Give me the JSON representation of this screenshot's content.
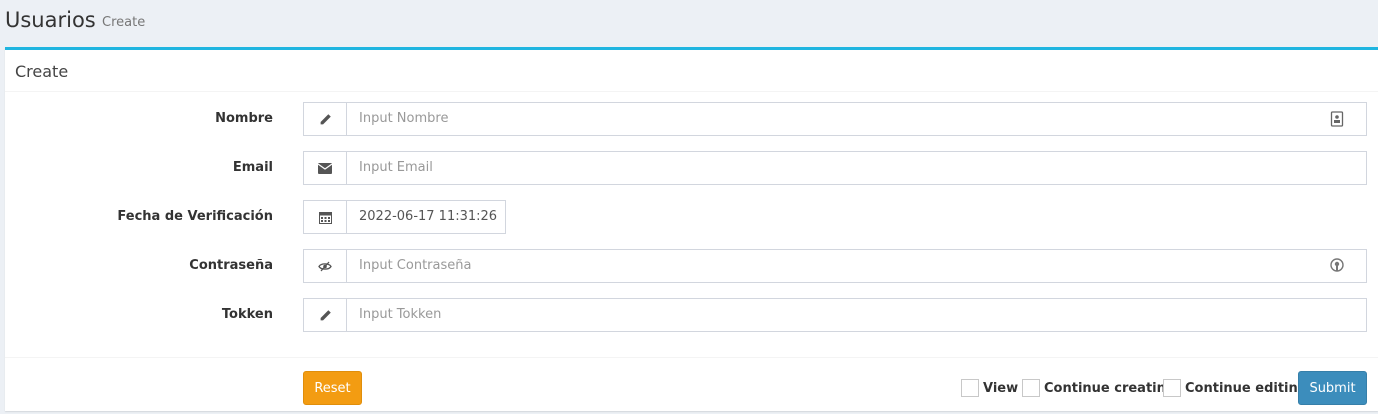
{
  "header": {
    "title": "Usuarios",
    "subtitle": "Create"
  },
  "box": {
    "title": "Create"
  },
  "fields": [
    {
      "label": "Nombre",
      "icon": "pencil-icon",
      "placeholder": "Input Nombre",
      "value": ""
    },
    {
      "label": "Email",
      "icon": "envelope-icon",
      "placeholder": "Input Email",
      "value": ""
    },
    {
      "label": "Fecha de Verificación",
      "icon": "calendar-icon",
      "placeholder": "",
      "value": "2022-06-17 11:31:26"
    },
    {
      "label": "Contraseña",
      "icon": "eye-slash-icon",
      "placeholder": "Input Contraseña",
      "value": ""
    },
    {
      "label": "Tokken",
      "icon": "pencil-icon",
      "placeholder": "Input Tokken",
      "value": ""
    }
  ],
  "footer": {
    "reset_label": "Reset",
    "submit_label": "Submit",
    "checks": [
      "View",
      "Continue creating",
      "Continue editing"
    ]
  },
  "colors": {
    "accent": "#1fb5e0",
    "reset": "#f39c12",
    "submit": "#3c8dbc"
  }
}
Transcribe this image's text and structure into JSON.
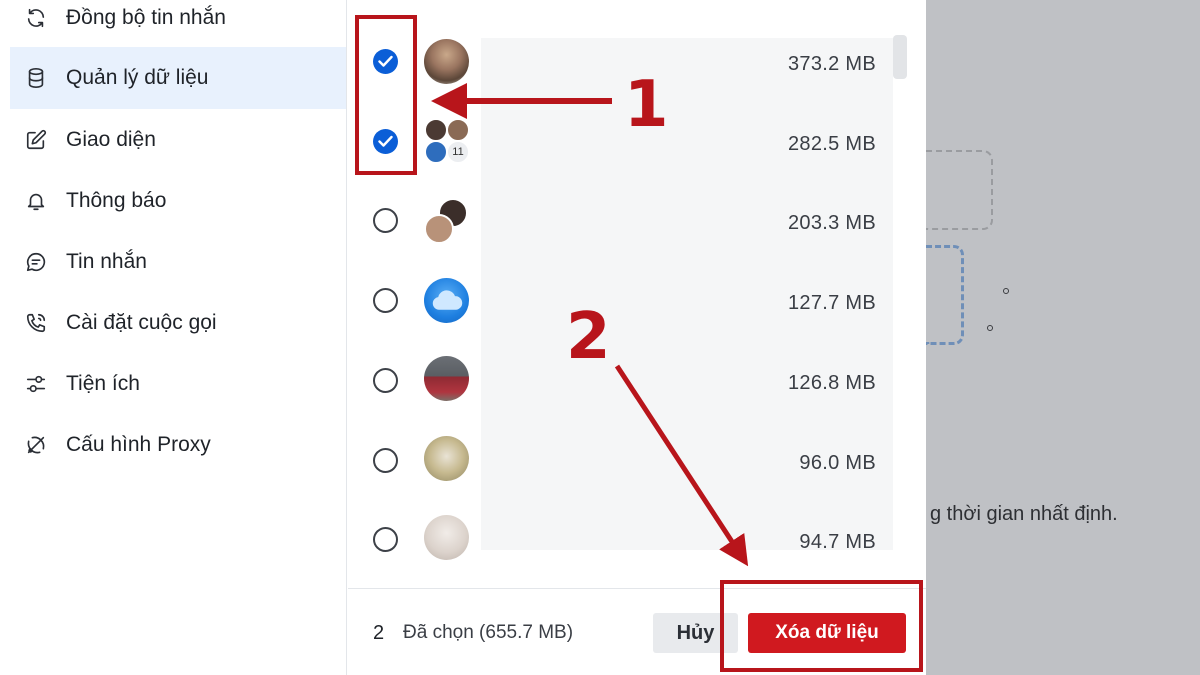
{
  "sidebar": {
    "items": [
      {
        "label": "Đồng bộ tin nhắn",
        "icon": "sync-icon"
      },
      {
        "label": "Quản lý dữ liệu",
        "icon": "database-icon"
      },
      {
        "label": "Giao diện",
        "icon": "edit-icon"
      },
      {
        "label": "Thông báo",
        "icon": "bell-icon"
      },
      {
        "label": "Tin nhắn",
        "icon": "chat-icon"
      },
      {
        "label": "Cài đặt cuộc gọi",
        "icon": "phone-icon"
      },
      {
        "label": "Tiện ích",
        "icon": "sliders-icon"
      },
      {
        "label": "Cấu hình Proxy",
        "icon": "proxy-icon"
      }
    ],
    "active_index": 1
  },
  "list": {
    "rows": [
      {
        "size": "373.2 MB",
        "checked": true
      },
      {
        "size": "282.5 MB",
        "checked": true,
        "group_badge": "11"
      },
      {
        "size": "203.3 MB",
        "checked": false
      },
      {
        "size": "127.7 MB",
        "checked": false
      },
      {
        "size": "126.8 MB",
        "checked": false
      },
      {
        "size": "96.0 MB",
        "checked": false
      },
      {
        "size": "94.7 MB",
        "checked": false
      }
    ]
  },
  "footer": {
    "count": "2",
    "selected_label": "Đã chọn (655.7 MB)",
    "cancel_label": "Hủy",
    "delete_label": "Xóa dữ liệu"
  },
  "background": {
    "partial_text": "g thời gian nhất định."
  },
  "annotations": {
    "step1": "1",
    "step2": "2",
    "color": "#b8151b"
  },
  "colors": {
    "accent": "#0b5ed7",
    "danger": "#d0191f",
    "active_bg": "#e8f1fd"
  }
}
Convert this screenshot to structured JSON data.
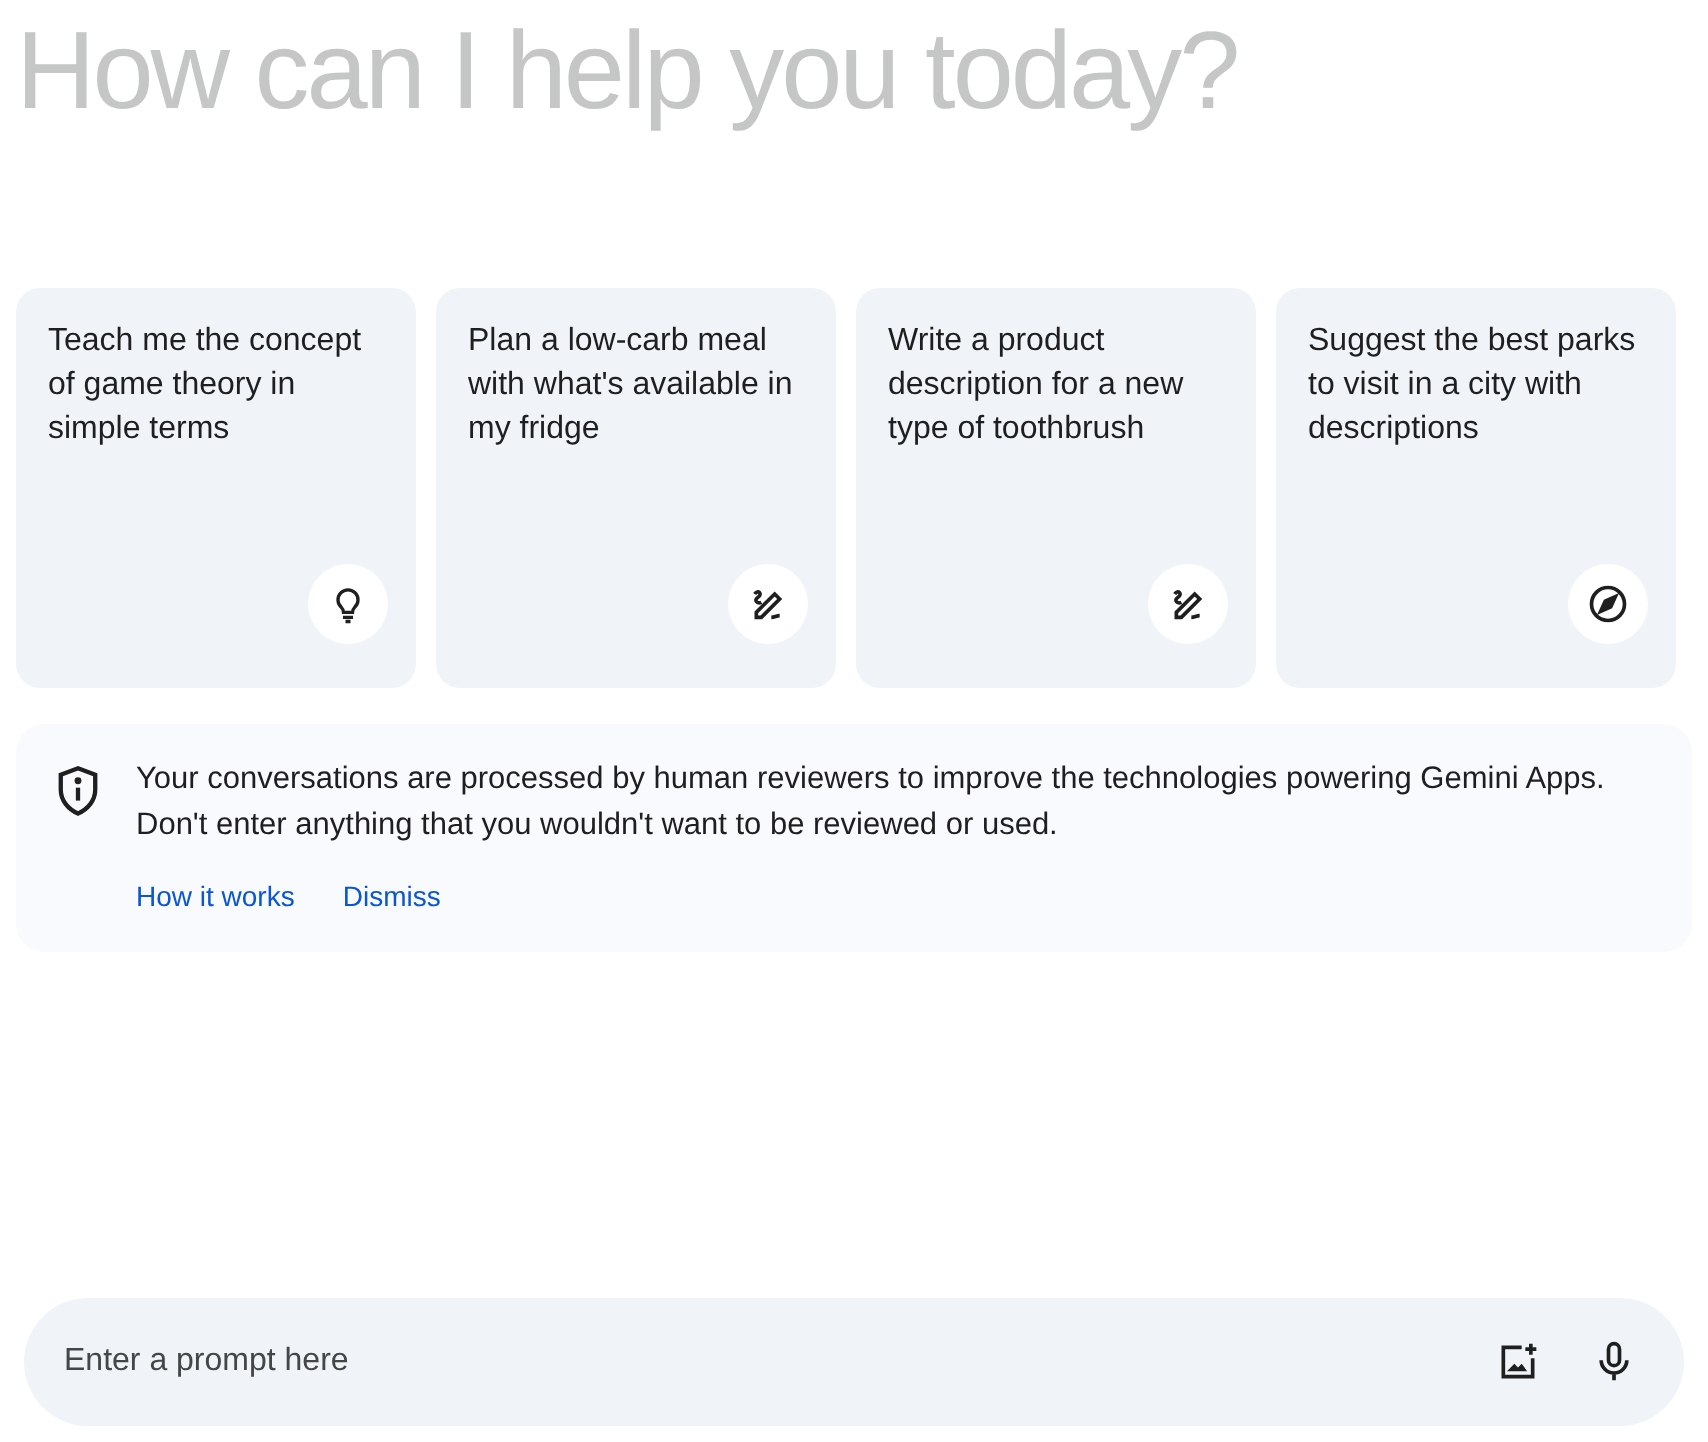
{
  "heading": "How can I help you today?",
  "suggestions": [
    {
      "text": "Teach me the concept of game theory in simple terms",
      "kind": "bulb"
    },
    {
      "text": "Plan a low-carb meal with what's available in my fridge",
      "kind": "pen"
    },
    {
      "text": "Write a product description for a new type of toothbrush",
      "kind": "pen"
    },
    {
      "text": "Suggest the best parks to visit in a city with descriptions",
      "kind": "compass"
    }
  ],
  "notice": {
    "text": "Your conversations are processed by human reviewers to improve the technologies powering Gemini Apps. Don't enter anything that you wouldn't want to be reviewed or used.",
    "links": [
      "How it works",
      "Dismiss"
    ]
  },
  "prompt": {
    "placeholder": "Enter a prompt here"
  }
}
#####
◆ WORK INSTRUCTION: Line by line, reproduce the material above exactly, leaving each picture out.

◆ WRITTEN ANSWER:
Give me the JSON representation of this screenshot's content.
{
  "header": {
    "title": "Usuarios",
    "subtitle": "Create"
  },
  "box": {
    "title": "Create"
  },
  "fields": [
    {
      "label": "Nombre",
      "icon": "pencil-icon",
      "placeholder": "Input Nombre",
      "value": ""
    },
    {
      "label": "Email",
      "icon": "envelope-icon",
      "placeholder": "Input Email",
      "value": ""
    },
    {
      "label": "Fecha de Verificación",
      "icon": "calendar-icon",
      "placeholder": "",
      "value": "2022-06-17 11:31:26"
    },
    {
      "label": "Contraseña",
      "icon": "eye-slash-icon",
      "placeholder": "Input Contraseña",
      "value": ""
    },
    {
      "label": "Tokken",
      "icon": "pencil-icon",
      "placeholder": "Input Tokken",
      "value": ""
    }
  ],
  "footer": {
    "reset_label": "Reset",
    "submit_label": "Submit",
    "checks": [
      "View",
      "Continue creating",
      "Continue editing"
    ]
  },
  "colors": {
    "accent": "#1fb5e0",
    "reset": "#f39c12",
    "submit": "#3c8dbc"
  }
}
Transcribe this image's text and structure into JSON.
{
  "sidebar": {
    "items": [
      {
        "label": "Đồng bộ tin nhắn",
        "icon": "sync-icon"
      },
      {
        "label": "Quản lý dữ liệu",
        "icon": "database-icon"
      },
      {
        "label": "Giao diện",
        "icon": "edit-icon"
      },
      {
        "label": "Thông báo",
        "icon": "bell-icon"
      },
      {
        "label": "Tin nhắn",
        "icon": "chat-icon"
      },
      {
        "label": "Cài đặt cuộc gọi",
        "icon": "phone-icon"
      },
      {
        "label": "Tiện ích",
        "icon": "sliders-icon"
      },
      {
        "label": "Cấu hình Proxy",
        "icon": "proxy-icon"
      }
    ],
    "active_index": 1
  },
  "list": {
    "rows": [
      {
        "size": "373.2 MB",
        "checked": true
      },
      {
        "size": "282.5 MB",
        "checked": true,
        "group_badge": "11"
      },
      {
        "size": "203.3 MB",
        "checked": false
      },
      {
        "size": "127.7 MB",
        "checked": false
      },
      {
        "size": "126.8 MB",
        "checked": false
      },
      {
        "size": "96.0 MB",
        "checked": false
      },
      {
        "size": "94.7 MB",
        "checked": false
      }
    ]
  },
  "footer": {
    "count": "2",
    "selected_label": "Đã chọn (655.7 MB)",
    "cancel_label": "Hủy",
    "delete_label": "Xóa dữ liệu"
  },
  "background": {
    "partial_text": "g thời gian nhất định."
  },
  "annotations": {
    "step1": "1",
    "step2": "2",
    "color": "#b8151b"
  },
  "colors": {
    "accent": "#0b5ed7",
    "danger": "#d0191f",
    "active_bg": "#e8f1fd"
  }
}
Convert this screenshot to structured JSON data.
{
  "heading": "How can I help you today?",
  "suggestions": [
    {
      "text": "Teach me the concept of game theory in simple terms",
      "kind": "bulb"
    },
    {
      "text": "Plan a low-carb meal with what's available in my fridge",
      "kind": "pen"
    },
    {
      "text": "Write a product description for a new type of toothbrush",
      "kind": "pen"
    },
    {
      "text": "Suggest the best parks to visit in a city with descriptions",
      "kind": "compass"
    }
  ],
  "notice": {
    "text": "Your conversations are processed by human reviewers to improve the technologies powering Gemini Apps. Don't enter anything that you wouldn't want to be reviewed or used.",
    "links": [
      "How it works",
      "Dismiss"
    ]
  },
  "prompt": {
    "placeholder": "Enter a prompt here"
  }
}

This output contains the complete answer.